-- Opening Marker --

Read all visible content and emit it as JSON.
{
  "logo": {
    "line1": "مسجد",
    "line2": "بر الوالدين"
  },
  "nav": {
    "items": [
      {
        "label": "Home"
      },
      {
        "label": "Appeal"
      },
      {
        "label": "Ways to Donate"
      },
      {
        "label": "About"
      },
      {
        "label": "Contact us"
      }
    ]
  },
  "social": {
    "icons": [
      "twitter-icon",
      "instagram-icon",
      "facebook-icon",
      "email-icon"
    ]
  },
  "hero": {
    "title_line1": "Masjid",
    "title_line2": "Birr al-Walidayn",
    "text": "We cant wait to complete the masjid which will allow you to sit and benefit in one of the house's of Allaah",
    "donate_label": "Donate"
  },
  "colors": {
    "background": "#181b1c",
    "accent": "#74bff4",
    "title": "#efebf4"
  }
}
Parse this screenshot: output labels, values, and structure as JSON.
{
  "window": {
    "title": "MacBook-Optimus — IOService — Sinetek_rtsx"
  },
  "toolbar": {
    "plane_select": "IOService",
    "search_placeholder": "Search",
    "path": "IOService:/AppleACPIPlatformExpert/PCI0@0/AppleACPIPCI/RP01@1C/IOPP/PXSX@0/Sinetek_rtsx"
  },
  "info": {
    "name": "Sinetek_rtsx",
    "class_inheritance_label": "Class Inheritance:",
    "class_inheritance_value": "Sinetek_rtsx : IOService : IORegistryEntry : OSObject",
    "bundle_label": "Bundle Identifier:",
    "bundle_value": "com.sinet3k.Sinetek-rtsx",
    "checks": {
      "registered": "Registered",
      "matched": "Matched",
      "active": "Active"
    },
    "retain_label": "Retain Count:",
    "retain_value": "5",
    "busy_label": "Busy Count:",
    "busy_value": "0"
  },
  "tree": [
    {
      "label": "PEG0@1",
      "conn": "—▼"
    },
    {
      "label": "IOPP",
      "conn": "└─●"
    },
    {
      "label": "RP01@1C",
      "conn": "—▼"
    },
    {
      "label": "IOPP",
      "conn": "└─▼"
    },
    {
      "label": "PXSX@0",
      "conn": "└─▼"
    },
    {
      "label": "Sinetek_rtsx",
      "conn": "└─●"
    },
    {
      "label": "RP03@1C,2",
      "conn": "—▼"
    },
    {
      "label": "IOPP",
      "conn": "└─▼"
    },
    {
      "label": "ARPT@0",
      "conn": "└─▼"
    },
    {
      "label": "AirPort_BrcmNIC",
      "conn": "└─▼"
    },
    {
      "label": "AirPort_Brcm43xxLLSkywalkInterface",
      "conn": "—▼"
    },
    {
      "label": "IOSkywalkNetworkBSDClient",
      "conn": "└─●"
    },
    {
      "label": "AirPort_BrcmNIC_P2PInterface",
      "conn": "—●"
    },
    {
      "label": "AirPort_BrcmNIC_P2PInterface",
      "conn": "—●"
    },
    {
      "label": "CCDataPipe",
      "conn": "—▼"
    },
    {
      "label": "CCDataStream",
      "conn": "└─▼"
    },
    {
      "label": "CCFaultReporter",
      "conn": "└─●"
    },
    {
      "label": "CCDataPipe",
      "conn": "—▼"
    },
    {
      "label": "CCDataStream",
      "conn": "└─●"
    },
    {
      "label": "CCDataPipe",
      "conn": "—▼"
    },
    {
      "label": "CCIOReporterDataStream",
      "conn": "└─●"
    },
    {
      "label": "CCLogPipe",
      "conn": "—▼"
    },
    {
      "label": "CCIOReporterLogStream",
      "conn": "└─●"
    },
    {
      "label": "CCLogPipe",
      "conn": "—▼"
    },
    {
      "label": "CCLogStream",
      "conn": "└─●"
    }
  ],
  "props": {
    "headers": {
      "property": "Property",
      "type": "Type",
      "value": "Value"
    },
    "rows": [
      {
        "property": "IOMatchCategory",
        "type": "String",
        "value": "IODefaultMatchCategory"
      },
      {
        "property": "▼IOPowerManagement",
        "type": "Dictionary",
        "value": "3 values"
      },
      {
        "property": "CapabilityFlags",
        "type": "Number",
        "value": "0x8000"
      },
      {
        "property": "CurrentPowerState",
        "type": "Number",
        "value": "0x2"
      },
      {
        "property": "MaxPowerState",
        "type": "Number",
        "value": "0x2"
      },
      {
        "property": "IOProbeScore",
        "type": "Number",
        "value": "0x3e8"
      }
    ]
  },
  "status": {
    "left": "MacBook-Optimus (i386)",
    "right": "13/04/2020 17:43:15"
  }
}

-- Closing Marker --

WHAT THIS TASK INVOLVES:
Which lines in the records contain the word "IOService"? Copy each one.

RESPONSE AREA:
    "title": "MacBook-Optimus — IOService — Sinetek_rtsx"
    "plane_select": "IOService",
    "path": "IOService:/AppleACPIPlatformExpert/PCI0@0/AppleACPIPCI/RP01@1C/IOPP/PXSX@0/Sinetek_rtsx"
    "class_inheritance_value": "Sinetek_rtsx : IOService : IORegistryEntry : OSObject",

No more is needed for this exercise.